*** Data shown ***

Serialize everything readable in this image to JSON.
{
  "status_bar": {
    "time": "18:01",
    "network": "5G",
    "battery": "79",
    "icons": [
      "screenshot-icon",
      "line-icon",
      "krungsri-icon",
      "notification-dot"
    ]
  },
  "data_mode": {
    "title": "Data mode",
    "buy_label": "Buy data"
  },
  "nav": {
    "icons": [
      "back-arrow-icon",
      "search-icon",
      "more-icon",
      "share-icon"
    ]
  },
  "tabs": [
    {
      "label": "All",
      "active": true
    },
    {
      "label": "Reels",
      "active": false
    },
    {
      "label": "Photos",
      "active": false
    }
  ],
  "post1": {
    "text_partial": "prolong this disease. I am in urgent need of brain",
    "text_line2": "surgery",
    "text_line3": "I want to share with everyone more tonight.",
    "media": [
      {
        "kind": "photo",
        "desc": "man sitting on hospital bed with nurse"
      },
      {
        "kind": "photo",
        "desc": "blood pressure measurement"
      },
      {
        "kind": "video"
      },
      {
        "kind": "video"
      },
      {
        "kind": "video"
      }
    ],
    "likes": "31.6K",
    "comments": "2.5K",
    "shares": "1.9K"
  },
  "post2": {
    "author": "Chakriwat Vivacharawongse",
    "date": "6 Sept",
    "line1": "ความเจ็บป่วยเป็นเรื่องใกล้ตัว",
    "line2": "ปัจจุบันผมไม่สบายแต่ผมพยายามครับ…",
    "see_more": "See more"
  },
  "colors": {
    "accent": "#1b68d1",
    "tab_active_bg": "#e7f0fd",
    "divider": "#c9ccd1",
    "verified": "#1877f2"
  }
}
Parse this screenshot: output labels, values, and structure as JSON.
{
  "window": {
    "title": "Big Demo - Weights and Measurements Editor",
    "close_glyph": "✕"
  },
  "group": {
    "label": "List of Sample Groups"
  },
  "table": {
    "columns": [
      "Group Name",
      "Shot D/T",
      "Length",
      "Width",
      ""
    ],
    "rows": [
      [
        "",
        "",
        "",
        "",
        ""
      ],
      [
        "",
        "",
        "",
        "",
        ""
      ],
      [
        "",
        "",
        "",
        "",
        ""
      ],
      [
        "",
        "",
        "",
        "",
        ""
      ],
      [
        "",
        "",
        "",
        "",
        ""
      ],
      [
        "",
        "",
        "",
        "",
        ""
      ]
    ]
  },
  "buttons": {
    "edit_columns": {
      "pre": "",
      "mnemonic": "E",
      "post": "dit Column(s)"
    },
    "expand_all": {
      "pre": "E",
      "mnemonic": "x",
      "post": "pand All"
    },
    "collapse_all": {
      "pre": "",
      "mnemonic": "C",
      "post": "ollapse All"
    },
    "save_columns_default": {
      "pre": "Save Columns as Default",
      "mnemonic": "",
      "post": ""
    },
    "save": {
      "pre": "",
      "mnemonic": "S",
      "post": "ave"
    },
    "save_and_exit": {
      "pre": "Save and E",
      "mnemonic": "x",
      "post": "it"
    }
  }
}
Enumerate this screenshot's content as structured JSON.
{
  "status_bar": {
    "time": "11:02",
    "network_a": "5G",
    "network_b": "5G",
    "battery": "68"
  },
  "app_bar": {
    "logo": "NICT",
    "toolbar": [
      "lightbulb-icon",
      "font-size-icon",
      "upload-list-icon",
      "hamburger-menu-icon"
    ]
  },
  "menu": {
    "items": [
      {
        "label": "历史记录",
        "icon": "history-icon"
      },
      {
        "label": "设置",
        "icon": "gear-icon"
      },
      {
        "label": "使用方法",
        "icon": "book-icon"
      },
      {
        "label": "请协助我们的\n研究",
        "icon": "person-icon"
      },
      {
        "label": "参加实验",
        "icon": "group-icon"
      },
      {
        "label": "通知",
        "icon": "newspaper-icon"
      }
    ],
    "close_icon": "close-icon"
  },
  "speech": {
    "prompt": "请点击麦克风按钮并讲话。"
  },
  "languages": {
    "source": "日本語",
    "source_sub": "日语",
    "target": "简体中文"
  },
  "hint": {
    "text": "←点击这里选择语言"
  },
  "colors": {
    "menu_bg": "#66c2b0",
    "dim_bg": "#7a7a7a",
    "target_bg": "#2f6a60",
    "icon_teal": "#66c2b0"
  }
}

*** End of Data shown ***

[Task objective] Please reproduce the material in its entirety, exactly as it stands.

[Exercise answer]
Serialize everything readable in this image to JSON.
{
  "status_bar": {
    "time": "18:01",
    "network": "5G",
    "battery": "79",
    "icons": [
      "screenshot-icon",
      "line-icon",
      "krungsri-icon",
      "notification-dot"
    ]
  },
  "data_mode": {
    "title": "Data mode",
    "buy_label": "Buy data"
  },
  "nav": {
    "icons": [
      "back-arrow-icon",
      "search-icon",
      "more-icon",
      "share-icon"
    ]
  },
  "tabs": [
    {
      "label": "All",
      "active": true
    },
    {
      "label": "Reels",
      "active": false
    },
    {
      "label": "Photos",
      "active": false
    }
  ],
  "post1": {
    "text_partial": "prolong this disease. I am in urgent need of brain",
    "text_line2": "surgery",
    "text_line3": "I want to share with everyone more tonight.",
    "media": [
      {
        "kind": "photo",
        "desc": "man sitting on hospital bed with nurse"
      },
      {
        "kind": "photo",
        "desc": "blood pressure measurement"
      },
      {
        "kind": "video"
      },
      {
        "kind": "video"
      },
      {
        "kind": "video"
      }
    ],
    "likes": "31.6K",
    "comments": "2.5K",
    "shares": "1.9K"
  },
  "post2": {
    "author": "Chakriwat Vivacharawongse",
    "date": "6 Sept",
    "line1": "ความเจ็บป่วยเป็นเรื่องใกล้ตัว",
    "line2": "ปัจจุบันผมไม่สบายแต่ผมพยายามครับ…",
    "see_more": "See more"
  },
  "colors": {
    "accent": "#1b68d1",
    "tab_active_bg": "#e7f0fd",
    "divider": "#c9ccd1",
    "verified": "#1877f2"
  }
}
Parse this screenshot: output labels, values, and structure as JSON.
{
  "window": {
    "title": "Big Demo - Weights and Measurements Editor",
    "close_glyph": "✕"
  },
  "group": {
    "label": "List of Sample Groups"
  },
  "table": {
    "columns": [
      "Group Name",
      "Shot D/T",
      "Length",
      "Width",
      ""
    ],
    "rows": [
      [
        "",
        "",
        "",
        "",
        ""
      ],
      [
        "",
        "",
        "",
        "",
        ""
      ],
      [
        "",
        "",
        "",
        "",
        ""
      ],
      [
        "",
        "",
        "",
        "",
        ""
      ],
      [
        "",
        "",
        "",
        "",
        ""
      ],
      [
        "",
        "",
        "",
        "",
        ""
      ]
    ]
  },
  "buttons": {
    "edit_columns": {
      "pre": "",
      "mnemonic": "E",
      "post": "dit Column(s)"
    },
    "expand_all": {
      "pre": "E",
      "mnemonic": "x",
      "post": "pand All"
    },
    "collapse_all": {
      "pre": "",
      "mnemonic": "C",
      "post": "ollapse All"
    },
    "save_columns_default": {
      "pre": "Save Columns as Default",
      "mnemonic": "",
      "post": ""
    },
    "save": {
      "pre": "",
      "mnemonic": "S",
      "post": "ave"
    },
    "save_and_exit": {
      "pre": "Save and E",
      "mnemonic": "x",
      "post": "it"
    }
  }
}
Enumerate this screenshot's content as structured JSON.
{
  "status_bar": {
    "time": "11:02",
    "network_a": "5G",
    "network_b": "5G",
    "battery": "68"
  },
  "app_bar": {
    "logo": "NICT",
    "toolbar": [
      "lightbulb-icon",
      "font-size-icon",
      "upload-list-icon",
      "hamburger-menu-icon"
    ]
  },
  "menu": {
    "items": [
      {
        "label": "历史记录",
        "icon": "history-icon"
      },
      {
        "label": "设置",
        "icon": "gear-icon"
      },
      {
        "label": "使用方法",
        "icon": "book-icon"
      },
      {
        "label": "请协助我们的\n研究",
        "icon": "person-icon"
      },
      {
        "label": "参加实验",
        "icon": "group-icon"
      },
      {
        "label": "通知",
        "icon": "newspaper-icon"
      }
    ],
    "close_icon": "close-icon"
  },
  "speech": {
    "prompt": "请点击麦克风按钮并讲话。"
  },
  "languages": {
    "source": "日本語",
    "source_sub": "日语",
    "target": "简体中文"
  },
  "hint": {
    "text": "←点击这里选择语言"
  },
  "colors": {
    "menu_bg": "#66c2b0",
    "dim_bg": "#7a7a7a",
    "target_bg": "#2f6a60",
    "icon_teal": "#66c2b0"
  }
}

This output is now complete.